Ideally, we would want these token distributions to be able to piggy back on an existing reward distribution and automatically be distributed to users.
With Geyser V2, tokens are only ever held in two places: 1) the user’s universal vault, 2) the geyser’s reward pool. Any tokens airdropped to the universal vault can immediately be withdrawn by the user and any tokens sent to the geyser’s reward pool can be distributed through the geyser alongside the base reward token!
Lesson 4: NFTs + defi is under-explored
People generally associate NFTs with artwork or rare collectibles. However, people don’t realize NFTs are pervasive in tradfi. They form the basic building blocks of what is called structured financial products. At it’s core, finance is all about the bundling and unbundling of risks and cashflows to create investment opportunities that meet the objectives of the buyers. Defi is no different. If we want to automate the financial system, we need to build composable primitives which can easily be bundled and unbundled.
Lets take uniswap v2 and v3 as simple examples. In uniswap v2, all liquidity positions on a given pair are homogeneous.
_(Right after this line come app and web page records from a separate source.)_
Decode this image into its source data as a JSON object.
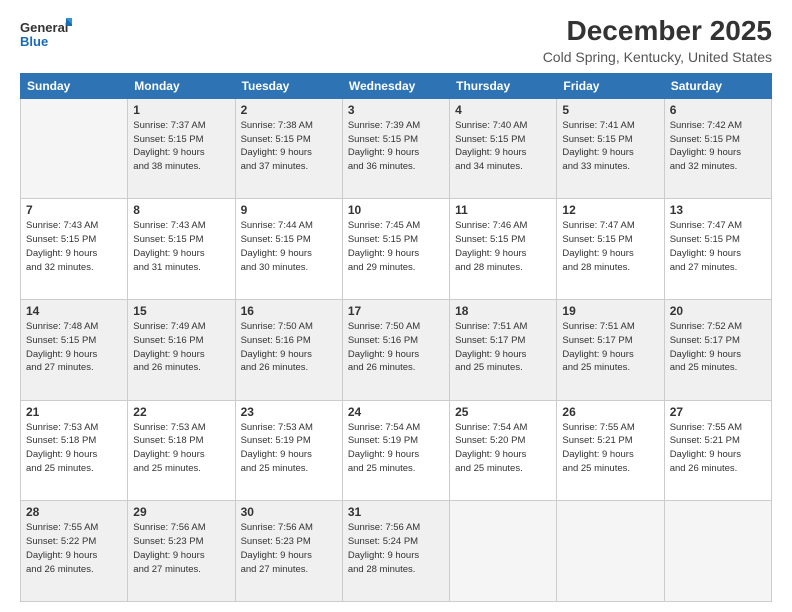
{
  "logo": {
    "line1": "General",
    "line2": "Blue"
  },
  "title": "December 2025",
  "subtitle": "Cold Spring, Kentucky, United States",
  "days_header": [
    "Sunday",
    "Monday",
    "Tuesday",
    "Wednesday",
    "Thursday",
    "Friday",
    "Saturday"
  ],
  "weeks": [
    [
      {
        "num": "",
        "info": "",
        "empty": true
      },
      {
        "num": "1",
        "info": "Sunrise: 7:37 AM\nSunset: 5:15 PM\nDaylight: 9 hours\nand 38 minutes."
      },
      {
        "num": "2",
        "info": "Sunrise: 7:38 AM\nSunset: 5:15 PM\nDaylight: 9 hours\nand 37 minutes."
      },
      {
        "num": "3",
        "info": "Sunrise: 7:39 AM\nSunset: 5:15 PM\nDaylight: 9 hours\nand 36 minutes."
      },
      {
        "num": "4",
        "info": "Sunrise: 7:40 AM\nSunset: 5:15 PM\nDaylight: 9 hours\nand 34 minutes."
      },
      {
        "num": "5",
        "info": "Sunrise: 7:41 AM\nSunset: 5:15 PM\nDaylight: 9 hours\nand 33 minutes."
      },
      {
        "num": "6",
        "info": "Sunrise: 7:42 AM\nSunset: 5:15 PM\nDaylight: 9 hours\nand 32 minutes."
      }
    ],
    [
      {
        "num": "7",
        "info": "Sunrise: 7:43 AM\nSunset: 5:15 PM\nDaylight: 9 hours\nand 32 minutes."
      },
      {
        "num": "8",
        "info": "Sunrise: 7:43 AM\nSunset: 5:15 PM\nDaylight: 9 hours\nand 31 minutes."
      },
      {
        "num": "9",
        "info": "Sunrise: 7:44 AM\nSunset: 5:15 PM\nDaylight: 9 hours\nand 30 minutes."
      },
      {
        "num": "10",
        "info": "Sunrise: 7:45 AM\nSunset: 5:15 PM\nDaylight: 9 hours\nand 29 minutes."
      },
      {
        "num": "11",
        "info": "Sunrise: 7:46 AM\nSunset: 5:15 PM\nDaylight: 9 hours\nand 28 minutes."
      },
      {
        "num": "12",
        "info": "Sunrise: 7:47 AM\nSunset: 5:15 PM\nDaylight: 9 hours\nand 28 minutes."
      },
      {
        "num": "13",
        "info": "Sunrise: 7:47 AM\nSunset: 5:15 PM\nDaylight: 9 hours\nand 27 minutes."
      }
    ],
    [
      {
        "num": "14",
        "info": "Sunrise: 7:48 AM\nSunset: 5:15 PM\nDaylight: 9 hours\nand 27 minutes."
      },
      {
        "num": "15",
        "info": "Sunrise: 7:49 AM\nSunset: 5:16 PM\nDaylight: 9 hours\nand 26 minutes."
      },
      {
        "num": "16",
        "info": "Sunrise: 7:50 AM\nSunset: 5:16 PM\nDaylight: 9 hours\nand 26 minutes."
      },
      {
        "num": "17",
        "info": "Sunrise: 7:50 AM\nSunset: 5:16 PM\nDaylight: 9 hours\nand 26 minutes."
      },
      {
        "num": "18",
        "info": "Sunrise: 7:51 AM\nSunset: 5:17 PM\nDaylight: 9 hours\nand 25 minutes."
      },
      {
        "num": "19",
        "info": "Sunrise: 7:51 AM\nSunset: 5:17 PM\nDaylight: 9 hours\nand 25 minutes."
      },
      {
        "num": "20",
        "info": "Sunrise: 7:52 AM\nSunset: 5:17 PM\nDaylight: 9 hours\nand 25 minutes."
      }
    ],
    [
      {
        "num": "21",
        "info": "Sunrise: 7:53 AM\nSunset: 5:18 PM\nDaylight: 9 hours\nand 25 minutes."
      },
      {
        "num": "22",
        "info": "Sunrise: 7:53 AM\nSunset: 5:18 PM\nDaylight: 9 hours\nand 25 minutes."
      },
      {
        "num": "23",
        "info": "Sunrise: 7:53 AM\nSunset: 5:19 PM\nDaylight: 9 hours\nand 25 minutes."
      },
      {
        "num": "24",
        "info": "Sunrise: 7:54 AM\nSunset: 5:19 PM\nDaylight: 9 hours\nand 25 minutes."
      },
      {
        "num": "25",
        "info": "Sunrise: 7:54 AM\nSunset: 5:20 PM\nDaylight: 9 hours\nand 25 minutes."
      },
      {
        "num": "26",
        "info": "Sunrise: 7:55 AM\nSunset: 5:21 PM\nDaylight: 9 hours\nand 25 minutes."
      },
      {
        "num": "27",
        "info": "Sunrise: 7:55 AM\nSunset: 5:21 PM\nDaylight: 9 hours\nand 26 minutes."
      }
    ],
    [
      {
        "num": "28",
        "info": "Sunrise: 7:55 AM\nSunset: 5:22 PM\nDaylight: 9 hours\nand 26 minutes."
      },
      {
        "num": "29",
        "info": "Sunrise: 7:56 AM\nSunset: 5:23 PM\nDaylight: 9 hours\nand 27 minutes."
      },
      {
        "num": "30",
        "info": "Sunrise: 7:56 AM\nSunset: 5:23 PM\nDaylight: 9 hours\nand 27 minutes."
      },
      {
        "num": "31",
        "info": "Sunrise: 7:56 AM\nSunset: 5:24 PM\nDaylight: 9 hours\nand 28 minutes."
      },
      {
        "num": "",
        "info": "",
        "empty": true
      },
      {
        "num": "",
        "info": "",
        "empty": true
      },
      {
        "num": "",
        "info": "",
        "empty": true
      }
    ]
  ]
}
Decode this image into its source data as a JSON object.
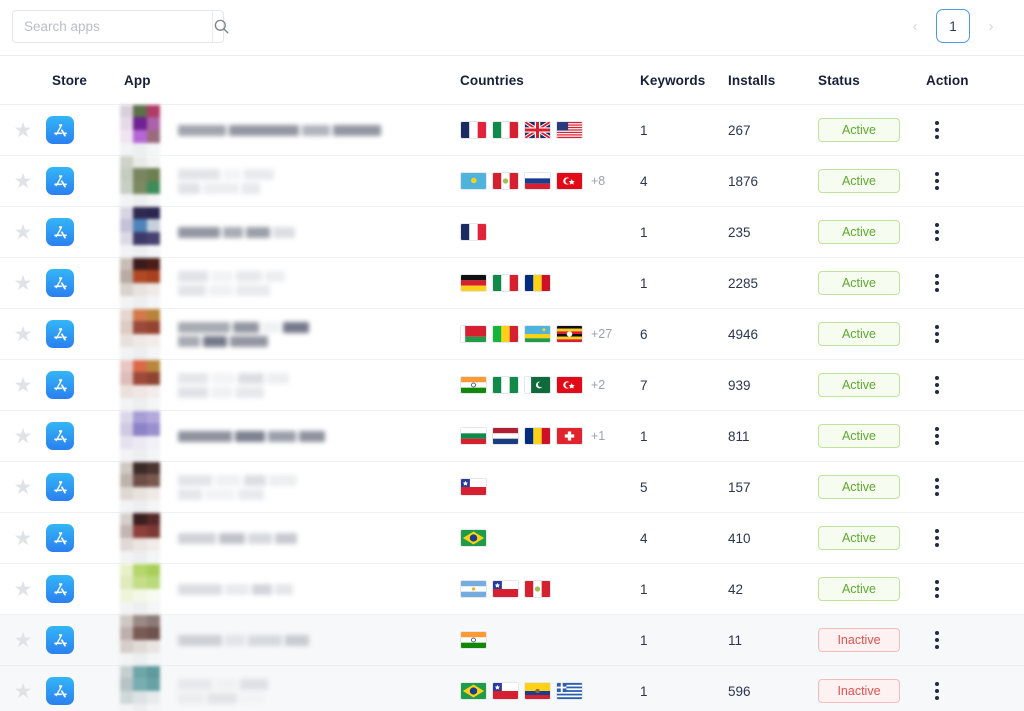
{
  "search": {
    "placeholder": "Search apps",
    "value": "",
    "icon": "search-icon"
  },
  "pagination": {
    "prev_label": "‹",
    "next_label": "›",
    "current_page": "1"
  },
  "table": {
    "columns": [
      {
        "key": "star",
        "label": ""
      },
      {
        "key": "store",
        "label": "Store"
      },
      {
        "key": "app",
        "label": "App"
      },
      {
        "key": "countries",
        "label": "Countries"
      },
      {
        "key": "keywords",
        "label": "Keywords"
      },
      {
        "key": "installs",
        "label": "Installs"
      },
      {
        "key": "status",
        "label": "Status"
      },
      {
        "key": "action",
        "label": "Action"
      }
    ],
    "rows": [
      {
        "store": "app-store",
        "app_name_redacted": true,
        "countries": [
          "FR",
          "IT",
          "GB",
          "US"
        ],
        "extra_countries": "",
        "keywords": "1",
        "installs": "267",
        "status": "Active",
        "highlight": false
      },
      {
        "store": "app-store",
        "app_name_redacted": true,
        "countries": [
          "KZ",
          "PE",
          "RU",
          "TR"
        ],
        "extra_countries": "+8",
        "keywords": "4",
        "installs": "1876",
        "status": "Active",
        "highlight": false
      },
      {
        "store": "app-store",
        "app_name_redacted": true,
        "countries": [
          "FR"
        ],
        "extra_countries": "",
        "keywords": "1",
        "installs": "235",
        "status": "Active",
        "highlight": false
      },
      {
        "store": "app-store",
        "app_name_redacted": true,
        "countries": [
          "DE",
          "IT",
          "RO"
        ],
        "extra_countries": "",
        "keywords": "1",
        "installs": "2285",
        "status": "Active",
        "highlight": false
      },
      {
        "store": "app-store",
        "app_name_redacted": true,
        "countries": [
          "BY",
          "ML",
          "RW",
          "UG"
        ],
        "extra_countries": "+27",
        "keywords": "6",
        "installs": "4946",
        "status": "Active",
        "highlight": false
      },
      {
        "store": "app-store",
        "app_name_redacted": true,
        "countries": [
          "IN",
          "NG",
          "PK",
          "TR"
        ],
        "extra_countries": "+2",
        "keywords": "7",
        "installs": "939",
        "status": "Active",
        "highlight": false
      },
      {
        "store": "app-store",
        "app_name_redacted": true,
        "countries": [
          "BG",
          "NL",
          "RO",
          "CH"
        ],
        "extra_countries": "+1",
        "keywords": "1",
        "installs": "811",
        "status": "Active",
        "highlight": false
      },
      {
        "store": "app-store",
        "app_name_redacted": true,
        "countries": [
          "CL"
        ],
        "extra_countries": "",
        "keywords": "5",
        "installs": "157",
        "status": "Active",
        "highlight": false
      },
      {
        "store": "app-store",
        "app_name_redacted": true,
        "countries": [
          "BR"
        ],
        "extra_countries": "",
        "keywords": "4",
        "installs": "410",
        "status": "Active",
        "highlight": false
      },
      {
        "store": "app-store",
        "app_name_redacted": true,
        "countries": [
          "AR",
          "CL",
          "PE"
        ],
        "extra_countries": "",
        "keywords": "1",
        "installs": "42",
        "status": "Active",
        "highlight": false
      },
      {
        "store": "app-store",
        "app_name_redacted": true,
        "countries": [
          "IN"
        ],
        "extra_countries": "",
        "keywords": "1",
        "installs": "11",
        "status": "Inactive",
        "highlight": true
      },
      {
        "store": "app-store",
        "app_name_redacted": true,
        "countries": [
          "BR",
          "CL",
          "EC",
          "GR"
        ],
        "extra_countries": "",
        "keywords": "1",
        "installs": "596",
        "status": "Inactive",
        "highlight": true
      }
    ]
  },
  "colors": {
    "accent_blue": "#4a9ae8",
    "status_active_text": "#5ea832",
    "status_active_border": "#bfe39b",
    "status_active_bg": "#f6fcef",
    "status_inactive_text": "#e0534f",
    "status_inactive_border": "#f4bdbb",
    "status_inactive_bg": "#fdf2f1",
    "row_highlight_bg": "#f7f8f9",
    "text_primary": "#1f2b46",
    "star_icon": "#dfe3e8"
  },
  "redaction": {
    "icon_palettes": [
      [
        "#d9cfdb",
        "#5c7049",
        "#b23a66",
        "#e6dae8",
        "#6f2391",
        "#ab62a8",
        "#efe4f0",
        "#b567d6",
        "#9a6b7d"
      ],
      [
        "#cdd3c9",
        "#e9eae7",
        "#f3f4f2",
        "#c4ccc0",
        "#7a8560",
        "#6f7f50",
        "#c8cfc4",
        "#7b8a63",
        "#3e8c5a"
      ],
      [
        "#d8d5e2",
        "#2e2a52",
        "#2a2550",
        "#c3c2d6",
        "#4f85bb",
        "#c8cfdc",
        "#dcd9e6",
        "#3e3a68",
        "#474170"
      ],
      [
        "#c8bdb6",
        "#3a1a1c",
        "#4a1d18",
        "#b9aaa3",
        "#b04a24",
        "#a8411f",
        "#d9d2cd",
        "#e8e2de",
        "#efeae6"
      ],
      [
        "#e3d6cf",
        "#d27a4c",
        "#b8833a",
        "#ddcbc2",
        "#9a4a3c",
        "#93432f",
        "#e8e0dc",
        "#efe8e4",
        "#f2ece8"
      ],
      [
        "#e9c6c4",
        "#d86a48",
        "#b9873c",
        "#ddbdb9",
        "#9e4a3b",
        "#8d4430",
        "#ece0dd",
        "#f0e6e3",
        "#f3eceb"
      ],
      [
        "#dcd8ea",
        "#a79ed4",
        "#b3a9dd",
        "#cfc9e2",
        "#8d82c7",
        "#9a90cf",
        "#e5e1ef",
        "#ece9f4",
        "#f2f0f7"
      ],
      [
        "#cfc7c2",
        "#3b2b28",
        "#4a3531",
        "#bdb2ac",
        "#6d4f47",
        "#7a584f",
        "#ded7d2",
        "#e8e2dd",
        "#efeae6"
      ],
      [
        "#d6cfcc",
        "#3a1f20",
        "#55282a",
        "#c3b6b2",
        "#8e3f3a",
        "#7d3a34",
        "#e1d9d6",
        "#ebe4e1",
        "#f1ecea"
      ],
      [
        "#e6f0c9",
        "#b5d66a",
        "#a8cf57",
        "#dfeabd",
        "#c4dd86",
        "#bad97a",
        "#eef4da",
        "#f3f7e7",
        "#f7faf0"
      ],
      [
        "#cfc7c4",
        "#9a8a85",
        "#8b7a76",
        "#bdb0ac",
        "#7a5a55",
        "#6f534e",
        "#d6cecb",
        "#e0dad7",
        "#e9e4e2"
      ],
      [
        "#c6ced0",
        "#6fa6a8",
        "#5f9a9d",
        "#b6c2c4",
        "#79aeb0",
        "#68a2a5",
        "#cfd8d9",
        "#dde3e4",
        "#e7ebec"
      ]
    ],
    "name_bar_rows": [
      [
        [
          48,
          "#a0a4ad"
        ],
        [
          70,
          "#9296a1"
        ],
        [
          28,
          "#b0b4bc"
        ],
        [
          48,
          "#9296a1"
        ]
      ],
      [
        [
          42,
          "#e2e4e8"
        ],
        [
          18,
          "#f3f4f6"
        ],
        [
          30,
          "#e8eaee"
        ],
        [
          22,
          "#e0e2e7"
        ],
        [
          36,
          "#edeef1"
        ],
        [
          18,
          "#e6e8ec"
        ]
      ],
      [
        [
          42,
          "#9296a1"
        ],
        [
          20,
          "#a8acb4"
        ],
        [
          24,
          "#9a9ea8"
        ],
        [
          22,
          "#dcdee3"
        ]
      ],
      [
        [
          30,
          "#e0e2e7"
        ],
        [
          22,
          "#f2f3f5"
        ],
        [
          26,
          "#e6e8ec"
        ],
        [
          20,
          "#eceef1"
        ],
        [
          28,
          "#e2e4e8"
        ],
        [
          24,
          "#f0f1f3"
        ],
        [
          34,
          "#e8eaee"
        ]
      ],
      [
        [
          52,
          "#a6aab2"
        ],
        [
          26,
          "#9296a1"
        ],
        [
          18,
          "#f0f1f3"
        ],
        [
          26,
          "#74798a"
        ],
        [
          22,
          "#a6aab2"
        ],
        [
          24,
          "#74798a"
        ],
        [
          38,
          "#9296a1"
        ]
      ],
      [
        [
          30,
          "#e4e6ea"
        ],
        [
          24,
          "#f3f4f6"
        ],
        [
          26,
          "#dcdee3"
        ],
        [
          22,
          "#eceef1"
        ],
        [
          30,
          "#e0e2e7"
        ],
        [
          22,
          "#f0f1f3"
        ],
        [
          28,
          "#e6e8ec"
        ]
      ],
      [
        [
          54,
          "#8e929d"
        ],
        [
          30,
          "#7c8190"
        ],
        [
          28,
          "#9a9ea8"
        ],
        [
          26,
          "#8e929d"
        ]
      ],
      [
        [
          34,
          "#e2e4e8"
        ],
        [
          26,
          "#f0f1f3"
        ],
        [
          22,
          "#dcdee3"
        ],
        [
          28,
          "#eceef1"
        ],
        [
          24,
          "#e4e6ea"
        ],
        [
          30,
          "#f2f3f5"
        ],
        [
          26,
          "#e8eaee"
        ]
      ],
      [
        [
          38,
          "#cfd2d8"
        ],
        [
          26,
          "#bfc3ca"
        ],
        [
          24,
          "#d6d9de"
        ],
        [
          22,
          "#c7cad1"
        ]
      ],
      [
        [
          44,
          "#dbdde2"
        ],
        [
          24,
          "#e8eaee"
        ],
        [
          20,
          "#d2d5db"
        ],
        [
          18,
          "#e4e6ea"
        ]
      ],
      [
        [
          44,
          "#cdd0d6"
        ],
        [
          20,
          "#e2e4e8"
        ],
        [
          34,
          "#d6d9de"
        ],
        [
          24,
          "#c8cbd2"
        ]
      ],
      [
        [
          34,
          "#e6e8ec"
        ],
        [
          22,
          "#f0f1f3"
        ],
        [
          28,
          "#dee0e5"
        ],
        [
          26,
          "#eaecef"
        ],
        [
          30,
          "#e2e4e8"
        ],
        [
          24,
          "#f2f3f5"
        ]
      ]
    ]
  }
}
This means all the liquidity is bundled into a single pool (an NFT), which is then fractionalized into fungible components (an ERC20). In the case of uniswap v3, liquidity position target specific price ranges, and are thus heterogeneous. The liquidity is bundled into a single pool (an NFT), which is then configured to target a specific subset of the price curve (an NFT). Any such financial position can be bundled to form an NFT and then fractionalized as an ERC20.
Geyser v2 brings this bundling to liquidity mining. Since all LP tokens are held in universal vaults and the vaults themselves are subscribed to the reward probrams, the ownership of the universal vaults can be modelled as an NFT. Specifically, an NFT which holds ERC20s that represent fractions of NFTs that represent a pool of ERC20s which are collecting ERC20 cashflows.
Now I wonder what happens if we were to fractionalize universal vaults…
Lesson 5: test in test != test in prod
Smart contract security is what got me into ethereum. The history of smart contract security has been a rollercoaster ride with very very very expensive lessons learned. The discussions around smart contract security usually circle around: security audits are not worth the digital paper they are written on, or state richness makes it impossible to unit test effectively, or real economic incentives are required to effectively model agent behavior. A lesson that I see the community has not yet embraced is that test in test and test in prod are meant to work hand in hand.
I think more teams should consider doing beta mainnet deployments which enable the full functionality of the system, but where the stakes are lower than with a full release.
The Ampleforth project worked with the Alchemist project to test the Geyser V2 smart contracts in prod which allowed the identification and mitigation of two critical bugs which could lead to user funds being locked / stolen. I see this kind of partnership between projects as a natural step towards more secure open source defi ecosystem and would advise other projects to take a similar approach to security.
We all know by now, it’s the open source, permissionless, and composable nature of defi that sets it apart from tradfi. The nauseating speed of iteration allows for these crazy experiments to keep getting better and better. The innovation in liquidity mining is far from being done.
If you are interested in joining a growing ecosystem of interoperable, capital efficient, and secure liquidity mining programs, consider joining Ampleforth and Alchemist in using the Universal Vaults architecture and benefit from pooling liquidity across projects.